— ABOUT THIS TASK —
Within the material below, filter for lines that hold the word "JSON".

— DATA —
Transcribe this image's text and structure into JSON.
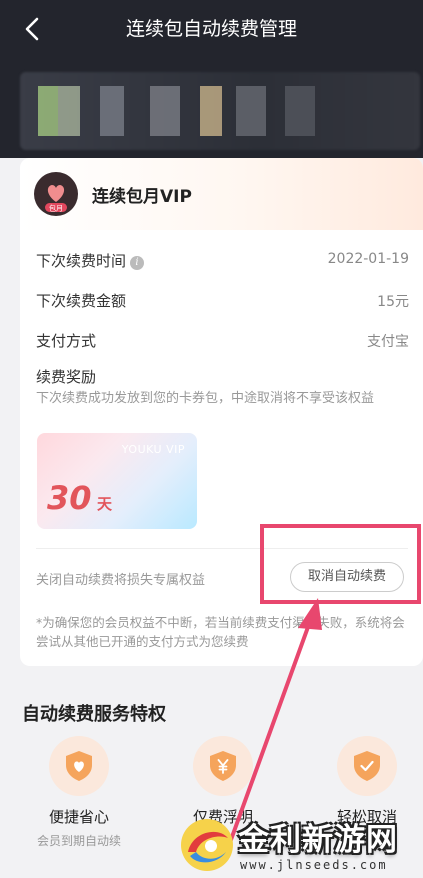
{
  "header": {
    "title": "连续包自动续费管理"
  },
  "colors": {
    "header_bg": "#23252d",
    "accent_red": "#e8476e",
    "coupon_red": "#e2555b",
    "privilege_orange": "#f5a45c"
  },
  "card": {
    "name": "连续包月VIP",
    "badge_text": "包月",
    "rows": [
      {
        "label": "下次续费时间",
        "value": "2022-01-19"
      },
      {
        "label": "下次续费金额",
        "value": "15元"
      },
      {
        "label": "支付方式",
        "value": "支付宝"
      }
    ],
    "reward_title": "续费奖励",
    "reward_desc": "下次续费成功发放到您的卡券包，中途取消将不享受该权益",
    "coupon": {
      "brand": "YOUKU VIP",
      "number": "30",
      "unit": "天"
    },
    "loss_text": "关闭自动续费将损失专属权益",
    "cancel_label": "取消自动续费",
    "note": "*为确保您的会员权益不中断，若当前续费支付渠道失败，系统将会尝试从其他已开通的支付方式为您续费"
  },
  "privileges": {
    "title": "自动续费服务特权",
    "items": [
      {
        "title": "便捷省心",
        "sub": "会员到期自动续",
        "icon": "heart-shield-icon"
      },
      {
        "title": "仅费浮明",
        "sub": "",
        "icon": "yuan-shield-icon"
      },
      {
        "title": "轻松取消",
        "sub": "",
        "icon": "check-shield-icon"
      }
    ]
  },
  "watermark": {
    "text": "金利新游网",
    "url": "www.jlnseeds.com"
  }
}
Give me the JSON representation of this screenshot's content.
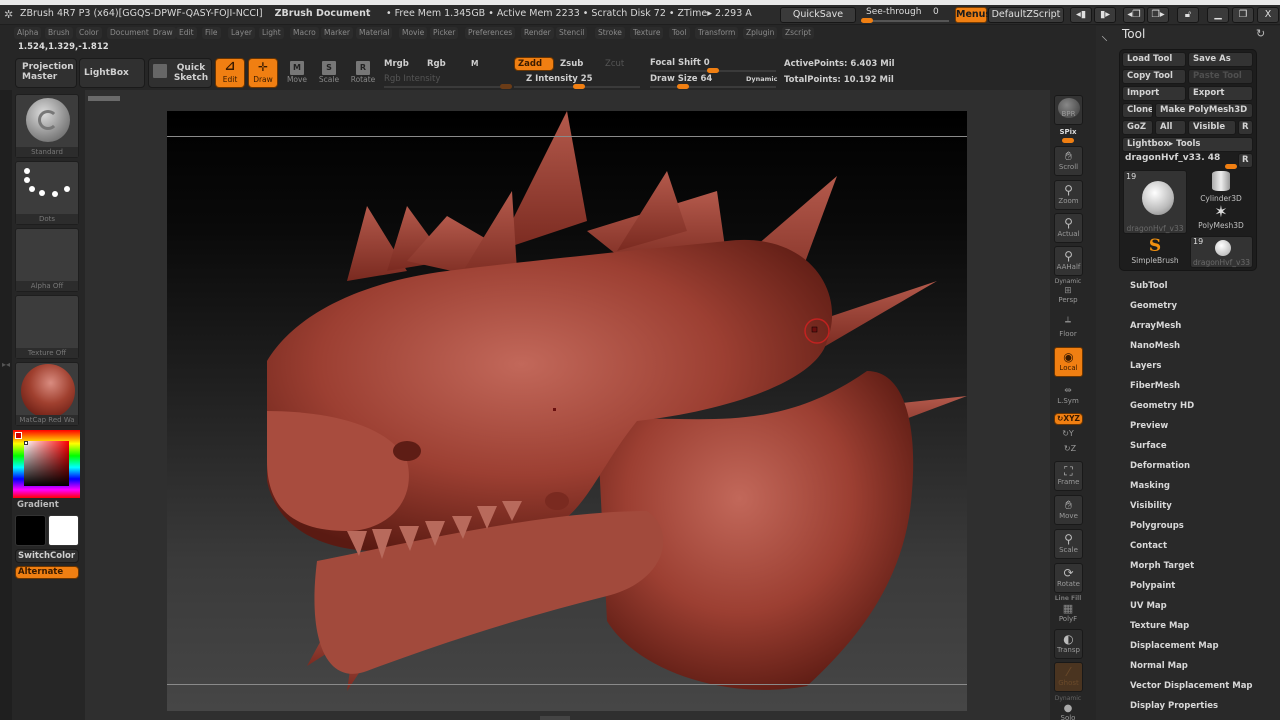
{
  "window": {
    "title": "ZBrush 4R7 P3 (x64)[GGQS-DPWF-QASY-FOJI-NCCI]",
    "document": "ZBrush Document",
    "status": "• Free Mem 1.345GB • Active Mem 2233 • Scratch Disk 72 • ZTime▸ 2.293 A",
    "quicksave": "QuickSave",
    "seethrough_label": "See-through",
    "seethrough_value": "0",
    "seethrough_fraction": 0.0,
    "menus_label": "Menus",
    "zscript_label": "DefaultZScript",
    "icons": [
      "shrink-left-icon",
      "expand-right-icon",
      "tile-left-icon",
      "tile-right-icon",
      "lock-icon",
      "minimize-icon",
      "restore-icon",
      "close-icon"
    ],
    "close_glyph": "X"
  },
  "menubar": [
    "Alpha",
    "Brush",
    "Color",
    "Document",
    "Draw",
    "Edit",
    "File",
    "Layer",
    "Light",
    "Macro",
    "Marker",
    "Material",
    "Movie",
    "Picker",
    "Preferences",
    "Render",
    "Stencil",
    "Stroke",
    "Texture",
    "Tool",
    "Transform",
    "Zplugin",
    "Zscript"
  ],
  "coords": "1.524,1.329,-1.812",
  "toolbar": {
    "projection_master": "Projection Master",
    "lightbox": "LightBox",
    "quick_sketch": "Quick Sketch",
    "edit": "Edit",
    "draw": "Draw",
    "move": "Move",
    "scale": "Scale",
    "rotate": "Rotate",
    "move_key": "M",
    "scale_key": "S",
    "rotate_key": "R",
    "mrgb": "Mrgb",
    "rgb": "Rgb",
    "m": "M",
    "rgb_intensity": "Rgb Intensity",
    "zadd": "Zadd",
    "zsub": "Zsub",
    "zcut": "Zcut",
    "z_intensity_label": "Z Intensity",
    "z_intensity": "25",
    "focal_shift_label": "Focal Shift",
    "focal_shift": "0",
    "draw_size_label": "Draw Size",
    "draw_size": "64",
    "dynamic": "Dynamic",
    "active_points": "ActivePoints: 6.403 Mil",
    "total_points": "TotalPoints: 10.192 Mil"
  },
  "left_shelf": {
    "brush": "Standard",
    "stroke": "Dots",
    "alpha": "Alpha Off",
    "texture": "Texture Off",
    "material": "MatCap Red Wa",
    "gradient": "Gradient",
    "switch_color": "SwitchColor",
    "alternate": "Alternate",
    "main_color": "#000000",
    "secondary_color": "#ffffff"
  },
  "right_shelf": {
    "bpr": "BPR",
    "spix": "SPix",
    "scroll": "Scroll",
    "zoom": "Zoom",
    "actual": "Actual",
    "aahalf": "AAHalf",
    "dynamic": "Dynamic",
    "persp": "Persp",
    "floor": "Floor",
    "local": "Local",
    "lsym": "L.Sym",
    "xyz": "XYZ",
    "y": "Y",
    "z": "Z",
    "frame": "Frame",
    "move": "Move",
    "scale": "Scale",
    "rotate": "Rotate",
    "line_fill": "Line Fill",
    "polyf": "PolyF",
    "transp": "Transp",
    "ghost": "Ghost",
    "dynamic2": "Dynamic",
    "solo": "Solo"
  },
  "tool_panel": {
    "title": "Tool",
    "load_tool": "Load Tool",
    "save_as": "Save As",
    "copy_tool": "Copy Tool",
    "paste_tool": "Paste Tool",
    "import": "Import",
    "export": "Export",
    "clone": "Clone",
    "make_polymesh": "Make PolyMesh3D",
    "goz": "GoZ",
    "all": "All",
    "visible": "Visible",
    "r": "R",
    "lightbox_tools": "Lightbox▸ Tools",
    "current_tool": "dragonHvf_v33. 48",
    "thumbs": [
      {
        "label": "dragonHvf_v33",
        "count": "19"
      },
      {
        "label": "Cylinder3D"
      },
      {
        "label": "PolyMesh3D"
      },
      {
        "label": "SimpleBrush"
      },
      {
        "label": "dragonHvf_v33",
        "count": "19"
      }
    ],
    "sections": [
      "SubTool",
      "Geometry",
      "ArrayMesh",
      "NanoMesh",
      "Layers",
      "FiberMesh",
      "Geometry HD",
      "Preview",
      "Surface",
      "Deformation",
      "Masking",
      "Visibility",
      "Polygroups",
      "Contact",
      "Morph Target",
      "Polypaint",
      "UV Map",
      "Texture Map",
      "Displacement Map",
      "Normal Map",
      "Vector Displacement Map",
      "Display Properties"
    ]
  },
  "colors": {
    "accent": "#f07f12",
    "model": "#9c3f32"
  }
}
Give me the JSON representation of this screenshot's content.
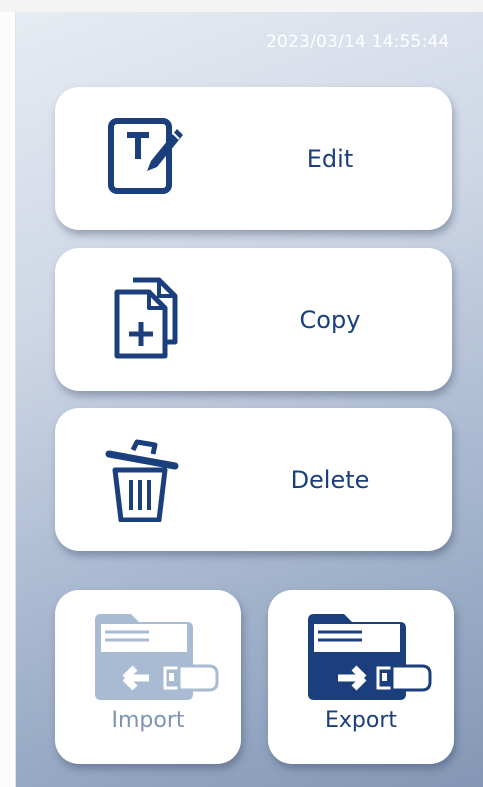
{
  "status": {
    "timestamp": "2023/03/14 14:55:44"
  },
  "actions": {
    "edit_label": "Edit",
    "copy_label": "Copy",
    "delete_label": "Delete",
    "import_label": "Import",
    "export_label": "Export"
  },
  "icons": {
    "edit": "edit-text-icon",
    "copy": "copy-add-icon",
    "delete": "trash-icon",
    "import": "folder-usb-import-icon",
    "export": "folder-usb-export-icon"
  },
  "colors": {
    "primary": "#1b3f7c",
    "disabled": "#a9bad3",
    "disabled_text": "#7f93b4",
    "card_bg": "#ffffff"
  },
  "state": {
    "import_enabled": false,
    "export_enabled": true
  }
}
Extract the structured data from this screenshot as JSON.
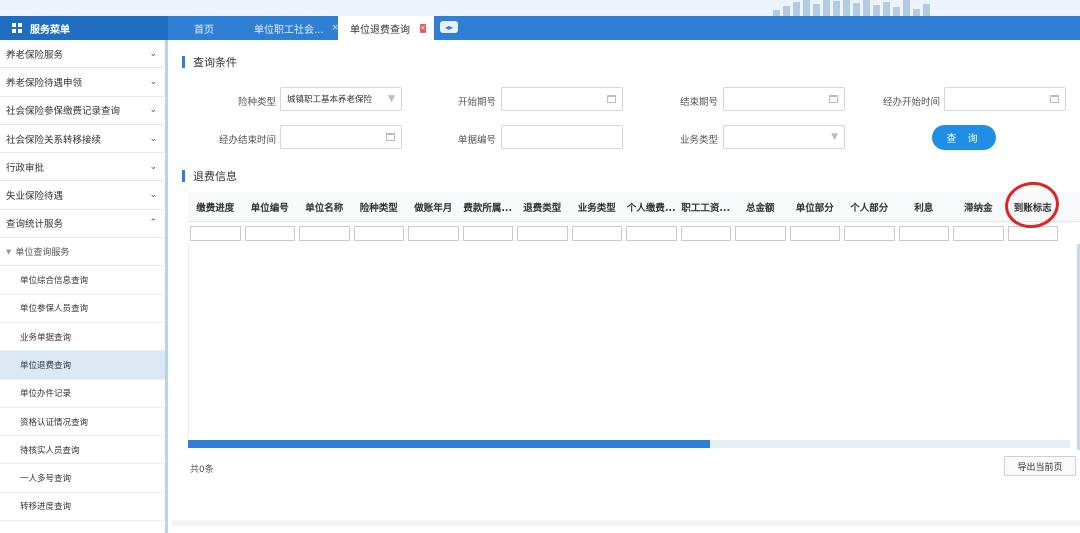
{
  "brand": {
    "title": "服务菜单"
  },
  "tabs": [
    {
      "label": "首页"
    },
    {
      "label": "单位职工社会...",
      "close": "×"
    },
    {
      "label": "单位退费查询",
      "close": "×"
    }
  ],
  "sidebar": {
    "items": [
      {
        "label": "养老保险服务",
        "chevron": "⌄"
      },
      {
        "label": "养老保险待遇申领",
        "chevron": "⌄"
      },
      {
        "label": "社会保险参保缴费记录查询",
        "chevron": "⌄"
      },
      {
        "label": "社会保险关系转移接续",
        "chevron": "⌄"
      },
      {
        "label": "行政审批",
        "chevron": "⌄"
      },
      {
        "label": "失业保险待遇",
        "chevron": "⌄"
      },
      {
        "label": "查询统计服务",
        "chevron": "⌃"
      }
    ],
    "group": {
      "label": "单位查询服务",
      "marker": "▼"
    },
    "sub_items": [
      {
        "label": "单位综合信息查询"
      },
      {
        "label": "单位参保人员查询"
      },
      {
        "label": "业务单据查询"
      },
      {
        "label": "单位退费查询"
      },
      {
        "label": "单位办件记录"
      },
      {
        "label": "资格认证情况查询"
      },
      {
        "label": "待核实人员查询"
      },
      {
        "label": "一人多号查询"
      },
      {
        "label": "转移进度查询"
      }
    ],
    "active_sub": "单位退费查询"
  },
  "query": {
    "section_title": "查询条件",
    "insurance_type": {
      "label": "险种类型",
      "value": "城镇职工基本养老保险",
      "icon": "▼"
    },
    "start_period": {
      "label": "开始期号",
      "value": ""
    },
    "end_period": {
      "label": "结束期号",
      "value": ""
    },
    "handle_start": {
      "label": "经办开始时间",
      "value": ""
    },
    "handle_end": {
      "label": "经办结束时间",
      "value": ""
    },
    "doc_no": {
      "label": "单据编号",
      "value": ""
    },
    "biz_type": {
      "label": "业务类型",
      "value": "",
      "icon": "▼"
    },
    "query_button": "查 询"
  },
  "refund": {
    "section_title": "退费信息",
    "columns": [
      "缴费进度",
      "单位编号",
      "单位名称",
      "险种类型",
      "做账年月",
      "费款所属...",
      "退费类型",
      "业务类型",
      "个人缴费...",
      "职工工资...",
      "总金额",
      "单位部分",
      "个人部分",
      "利息",
      "滞纳金",
      "到账标志"
    ],
    "rows": [],
    "total_text": "共0条",
    "export_button": "导出当前页"
  },
  "annotation_color": "#e02323",
  "accent_color": "#2f7fd4"
}
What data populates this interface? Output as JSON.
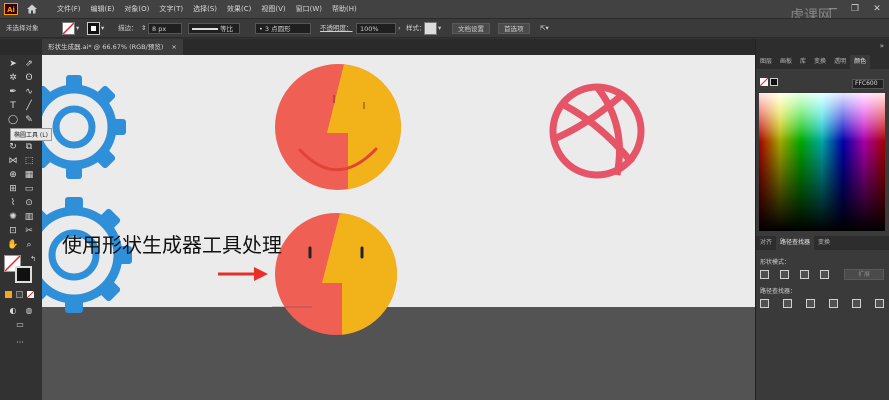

— TASK ANSWER —
Transcribe this image's text and structure into JSON.
Give me the JSON representation of this screenshot's content.
Give me the JSON representation of this screenshot's content.
Extract the structured data from this screenshot as JSON.
What data populates this interface? Output as JSON.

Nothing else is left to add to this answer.